---------- Study material ----------

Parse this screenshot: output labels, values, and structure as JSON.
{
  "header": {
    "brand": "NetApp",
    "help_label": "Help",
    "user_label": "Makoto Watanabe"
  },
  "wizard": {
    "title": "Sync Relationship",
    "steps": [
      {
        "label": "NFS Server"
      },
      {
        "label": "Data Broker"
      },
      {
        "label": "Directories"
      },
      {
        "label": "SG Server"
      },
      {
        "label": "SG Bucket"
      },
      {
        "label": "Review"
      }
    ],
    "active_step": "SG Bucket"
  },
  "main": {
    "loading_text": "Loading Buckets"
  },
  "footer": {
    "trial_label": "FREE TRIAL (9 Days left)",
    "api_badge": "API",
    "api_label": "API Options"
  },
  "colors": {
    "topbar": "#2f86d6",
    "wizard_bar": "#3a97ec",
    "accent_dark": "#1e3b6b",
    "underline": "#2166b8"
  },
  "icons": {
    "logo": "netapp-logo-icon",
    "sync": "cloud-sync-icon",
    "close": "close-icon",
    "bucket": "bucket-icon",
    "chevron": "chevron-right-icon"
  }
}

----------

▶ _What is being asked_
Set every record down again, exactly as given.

▶ _Answer for this exercise_
Parse this screenshot: output labels, values, and structure as JSON.
{
  "header": {
    "brand": "NetApp",
    "help_label": "Help",
    "user_label": "Makoto Watanabe"
  },
  "wizard": {
    "title": "Sync Relationship",
    "steps": [
      {
        "label": "NFS Server"
      },
      {
        "label": "Data Broker"
      },
      {
        "label": "Directories"
      },
      {
        "label": "SG Server"
      },
      {
        "label": "SG Bucket"
      },
      {
        "label": "Review"
      }
    ],
    "active_step": "SG Bucket"
  },
  "main": {
    "loading_text": "Loading Buckets"
  },
  "footer": {
    "trial_label": "FREE TRIAL (9 Days left)",
    "api_badge": "API",
    "api_label": "API Options"
  },
  "colors": {
    "topbar": "#2f86d6",
    "wizard_bar": "#3a97ec",
    "accent_dark": "#1e3b6b",
    "underline": "#2166b8"
  },
  "icons": {
    "logo": "netapp-logo-icon",
    "sync": "cloud-sync-icon",
    "close": "close-icon",
    "bucket": "bucket-icon",
    "chevron": "chevron-right-icon"
  }
}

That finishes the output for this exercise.